How to complete this task:
Copy each line below that includes "version".

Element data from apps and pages
=== Begin Enclosure ===

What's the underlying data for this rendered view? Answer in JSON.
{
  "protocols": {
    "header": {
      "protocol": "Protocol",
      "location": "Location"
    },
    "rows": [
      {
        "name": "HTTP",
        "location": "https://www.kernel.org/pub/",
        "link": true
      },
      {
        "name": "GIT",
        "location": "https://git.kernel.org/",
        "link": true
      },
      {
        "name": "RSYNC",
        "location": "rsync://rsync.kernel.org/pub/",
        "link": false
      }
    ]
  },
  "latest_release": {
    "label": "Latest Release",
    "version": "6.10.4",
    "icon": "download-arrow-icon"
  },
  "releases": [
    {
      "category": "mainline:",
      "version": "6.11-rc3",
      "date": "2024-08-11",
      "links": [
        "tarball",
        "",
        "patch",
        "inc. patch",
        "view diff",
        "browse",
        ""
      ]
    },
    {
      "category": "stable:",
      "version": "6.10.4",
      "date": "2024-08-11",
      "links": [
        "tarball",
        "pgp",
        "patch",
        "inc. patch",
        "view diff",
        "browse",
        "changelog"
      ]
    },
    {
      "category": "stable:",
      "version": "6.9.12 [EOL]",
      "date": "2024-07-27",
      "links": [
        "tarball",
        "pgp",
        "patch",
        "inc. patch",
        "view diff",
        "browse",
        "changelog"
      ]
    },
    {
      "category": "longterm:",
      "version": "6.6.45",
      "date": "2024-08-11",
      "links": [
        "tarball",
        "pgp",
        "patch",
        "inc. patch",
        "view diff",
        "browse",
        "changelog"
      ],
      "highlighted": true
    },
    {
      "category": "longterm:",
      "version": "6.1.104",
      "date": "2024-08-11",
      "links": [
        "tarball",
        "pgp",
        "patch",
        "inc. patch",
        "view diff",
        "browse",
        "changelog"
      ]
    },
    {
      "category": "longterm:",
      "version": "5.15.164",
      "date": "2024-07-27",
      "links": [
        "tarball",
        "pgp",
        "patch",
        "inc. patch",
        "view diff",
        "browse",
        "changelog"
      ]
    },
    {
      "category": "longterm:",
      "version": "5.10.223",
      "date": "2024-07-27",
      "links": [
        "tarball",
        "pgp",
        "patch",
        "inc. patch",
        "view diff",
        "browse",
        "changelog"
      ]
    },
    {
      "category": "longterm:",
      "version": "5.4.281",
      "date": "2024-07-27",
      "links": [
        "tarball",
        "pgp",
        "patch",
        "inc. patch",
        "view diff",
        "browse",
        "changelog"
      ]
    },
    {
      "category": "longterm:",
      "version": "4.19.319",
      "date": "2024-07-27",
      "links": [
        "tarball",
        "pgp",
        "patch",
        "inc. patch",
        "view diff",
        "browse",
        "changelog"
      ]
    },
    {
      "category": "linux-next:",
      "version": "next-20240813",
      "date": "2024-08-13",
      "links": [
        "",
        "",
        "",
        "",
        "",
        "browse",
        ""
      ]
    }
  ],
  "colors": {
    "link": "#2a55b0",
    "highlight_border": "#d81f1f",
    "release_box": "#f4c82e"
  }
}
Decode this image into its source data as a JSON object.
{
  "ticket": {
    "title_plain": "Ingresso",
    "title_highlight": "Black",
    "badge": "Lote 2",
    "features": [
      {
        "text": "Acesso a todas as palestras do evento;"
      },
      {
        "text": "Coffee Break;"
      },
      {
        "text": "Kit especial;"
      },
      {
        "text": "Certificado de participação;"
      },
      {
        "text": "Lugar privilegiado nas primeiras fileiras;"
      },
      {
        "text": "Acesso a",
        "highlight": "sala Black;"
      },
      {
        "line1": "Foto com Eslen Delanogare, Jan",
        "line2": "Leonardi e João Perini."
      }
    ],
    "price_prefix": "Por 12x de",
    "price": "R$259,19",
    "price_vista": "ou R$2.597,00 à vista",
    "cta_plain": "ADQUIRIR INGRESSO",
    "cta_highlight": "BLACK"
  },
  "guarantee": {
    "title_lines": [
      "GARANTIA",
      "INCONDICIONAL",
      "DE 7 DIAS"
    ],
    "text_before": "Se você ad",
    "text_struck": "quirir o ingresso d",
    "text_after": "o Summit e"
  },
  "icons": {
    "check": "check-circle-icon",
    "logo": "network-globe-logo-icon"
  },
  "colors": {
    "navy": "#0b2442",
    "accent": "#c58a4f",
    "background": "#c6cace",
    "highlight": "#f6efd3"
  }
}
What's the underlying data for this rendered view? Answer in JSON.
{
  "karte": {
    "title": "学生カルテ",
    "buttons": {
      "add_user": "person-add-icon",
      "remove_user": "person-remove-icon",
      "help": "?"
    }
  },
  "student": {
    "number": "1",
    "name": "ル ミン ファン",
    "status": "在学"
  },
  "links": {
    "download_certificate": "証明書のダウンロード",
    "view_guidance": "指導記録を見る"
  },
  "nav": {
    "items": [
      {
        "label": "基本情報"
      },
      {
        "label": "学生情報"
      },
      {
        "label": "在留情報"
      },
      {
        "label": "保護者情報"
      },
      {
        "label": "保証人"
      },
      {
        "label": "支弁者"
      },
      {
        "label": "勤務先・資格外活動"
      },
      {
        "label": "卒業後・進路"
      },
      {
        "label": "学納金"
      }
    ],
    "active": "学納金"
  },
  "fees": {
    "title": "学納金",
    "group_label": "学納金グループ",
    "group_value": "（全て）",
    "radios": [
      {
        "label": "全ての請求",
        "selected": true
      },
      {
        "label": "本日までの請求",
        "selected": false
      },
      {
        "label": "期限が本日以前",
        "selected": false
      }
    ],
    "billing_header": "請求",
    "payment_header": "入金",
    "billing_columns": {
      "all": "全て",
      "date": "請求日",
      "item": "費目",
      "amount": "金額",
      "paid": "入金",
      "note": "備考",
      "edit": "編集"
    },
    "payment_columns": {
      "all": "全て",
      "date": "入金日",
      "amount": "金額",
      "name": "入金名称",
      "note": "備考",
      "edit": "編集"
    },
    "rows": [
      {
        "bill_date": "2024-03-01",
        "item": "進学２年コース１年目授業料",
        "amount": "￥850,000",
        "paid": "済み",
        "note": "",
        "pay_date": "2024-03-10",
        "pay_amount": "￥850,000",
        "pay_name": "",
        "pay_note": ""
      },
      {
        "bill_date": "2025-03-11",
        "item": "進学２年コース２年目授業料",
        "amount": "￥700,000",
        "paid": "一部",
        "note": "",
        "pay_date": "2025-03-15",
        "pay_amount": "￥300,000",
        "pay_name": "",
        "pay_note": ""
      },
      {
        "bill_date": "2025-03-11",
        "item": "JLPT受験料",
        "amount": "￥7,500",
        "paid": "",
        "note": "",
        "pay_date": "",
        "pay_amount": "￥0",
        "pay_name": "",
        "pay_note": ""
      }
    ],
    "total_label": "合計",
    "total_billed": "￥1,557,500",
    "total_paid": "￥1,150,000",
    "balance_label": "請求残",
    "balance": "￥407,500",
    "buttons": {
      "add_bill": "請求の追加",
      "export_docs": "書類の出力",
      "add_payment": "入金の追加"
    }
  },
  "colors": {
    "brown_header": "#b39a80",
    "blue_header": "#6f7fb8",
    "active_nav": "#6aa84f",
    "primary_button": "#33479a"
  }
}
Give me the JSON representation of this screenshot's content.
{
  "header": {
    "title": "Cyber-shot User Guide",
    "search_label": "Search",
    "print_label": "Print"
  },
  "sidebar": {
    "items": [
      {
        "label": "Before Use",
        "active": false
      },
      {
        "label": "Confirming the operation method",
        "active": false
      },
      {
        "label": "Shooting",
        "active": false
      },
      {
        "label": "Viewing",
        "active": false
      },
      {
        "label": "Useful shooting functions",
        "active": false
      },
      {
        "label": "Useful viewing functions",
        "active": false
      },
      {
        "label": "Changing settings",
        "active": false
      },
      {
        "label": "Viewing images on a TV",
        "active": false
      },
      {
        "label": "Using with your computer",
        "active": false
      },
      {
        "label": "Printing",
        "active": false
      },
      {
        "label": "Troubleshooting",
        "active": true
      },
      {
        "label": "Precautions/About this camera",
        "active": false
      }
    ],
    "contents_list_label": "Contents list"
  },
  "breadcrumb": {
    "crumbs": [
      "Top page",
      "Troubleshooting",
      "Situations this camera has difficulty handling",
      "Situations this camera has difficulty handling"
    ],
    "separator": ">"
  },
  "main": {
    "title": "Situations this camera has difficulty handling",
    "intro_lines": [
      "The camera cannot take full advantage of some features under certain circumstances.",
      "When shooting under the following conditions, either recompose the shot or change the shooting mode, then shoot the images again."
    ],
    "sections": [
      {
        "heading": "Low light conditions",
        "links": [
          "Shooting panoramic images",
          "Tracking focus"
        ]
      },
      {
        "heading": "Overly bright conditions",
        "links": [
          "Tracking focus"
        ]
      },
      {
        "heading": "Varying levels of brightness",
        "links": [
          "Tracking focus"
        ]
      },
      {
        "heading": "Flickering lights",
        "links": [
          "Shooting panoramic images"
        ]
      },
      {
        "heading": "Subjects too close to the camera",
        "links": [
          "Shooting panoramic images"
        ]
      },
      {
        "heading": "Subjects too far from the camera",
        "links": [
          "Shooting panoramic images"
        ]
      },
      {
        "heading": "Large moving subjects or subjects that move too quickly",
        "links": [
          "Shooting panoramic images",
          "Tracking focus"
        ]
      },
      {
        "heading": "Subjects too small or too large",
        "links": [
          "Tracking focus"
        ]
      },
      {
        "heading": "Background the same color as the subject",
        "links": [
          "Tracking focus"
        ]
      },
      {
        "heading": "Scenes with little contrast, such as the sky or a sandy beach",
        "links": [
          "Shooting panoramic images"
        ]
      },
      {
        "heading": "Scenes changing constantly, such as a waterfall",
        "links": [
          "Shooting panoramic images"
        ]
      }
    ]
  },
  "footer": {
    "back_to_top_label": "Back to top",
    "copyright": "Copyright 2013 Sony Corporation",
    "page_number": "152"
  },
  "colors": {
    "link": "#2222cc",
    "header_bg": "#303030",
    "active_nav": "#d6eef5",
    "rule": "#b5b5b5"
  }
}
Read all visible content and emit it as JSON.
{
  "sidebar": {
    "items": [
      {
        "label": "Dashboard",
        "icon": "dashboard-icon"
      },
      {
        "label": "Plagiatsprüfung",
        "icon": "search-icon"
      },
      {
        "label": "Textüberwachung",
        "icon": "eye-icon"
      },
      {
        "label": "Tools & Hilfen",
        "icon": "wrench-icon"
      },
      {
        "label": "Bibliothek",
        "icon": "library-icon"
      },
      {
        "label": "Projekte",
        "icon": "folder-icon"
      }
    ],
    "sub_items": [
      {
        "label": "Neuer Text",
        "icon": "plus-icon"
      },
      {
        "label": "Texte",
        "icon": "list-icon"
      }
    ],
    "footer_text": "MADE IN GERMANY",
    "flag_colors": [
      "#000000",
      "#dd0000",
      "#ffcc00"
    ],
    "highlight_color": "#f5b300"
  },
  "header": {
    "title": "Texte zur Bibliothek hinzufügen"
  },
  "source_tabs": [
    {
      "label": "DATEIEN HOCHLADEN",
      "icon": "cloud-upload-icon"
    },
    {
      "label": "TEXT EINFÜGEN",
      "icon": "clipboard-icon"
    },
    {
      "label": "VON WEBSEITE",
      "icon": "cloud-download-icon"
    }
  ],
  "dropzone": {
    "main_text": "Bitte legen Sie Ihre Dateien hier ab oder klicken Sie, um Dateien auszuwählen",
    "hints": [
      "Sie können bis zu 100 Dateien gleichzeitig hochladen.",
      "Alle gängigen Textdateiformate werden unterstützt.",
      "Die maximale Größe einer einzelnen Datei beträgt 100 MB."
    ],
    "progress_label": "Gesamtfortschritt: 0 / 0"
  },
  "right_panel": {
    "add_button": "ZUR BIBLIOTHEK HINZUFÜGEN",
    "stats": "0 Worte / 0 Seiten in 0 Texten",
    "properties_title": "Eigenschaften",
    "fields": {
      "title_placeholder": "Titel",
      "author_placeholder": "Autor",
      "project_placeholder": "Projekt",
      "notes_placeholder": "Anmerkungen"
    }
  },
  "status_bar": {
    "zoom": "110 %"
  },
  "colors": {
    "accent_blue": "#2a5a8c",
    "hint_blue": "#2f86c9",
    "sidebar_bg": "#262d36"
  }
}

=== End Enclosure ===

Answer to the problem:
    "version": "6.10.4",
      "version": "6.11-rc3",
      "version": "6.10.4",
      "version": "6.9.12 [EOL]",
      "version": "6.6.45",
      "version": "6.1.104",
      "version": "5.15.164",
      "version": "5.10.223",
      "version": "5.4.281",
      "version": "4.19.319",
      "version": "next-20240813",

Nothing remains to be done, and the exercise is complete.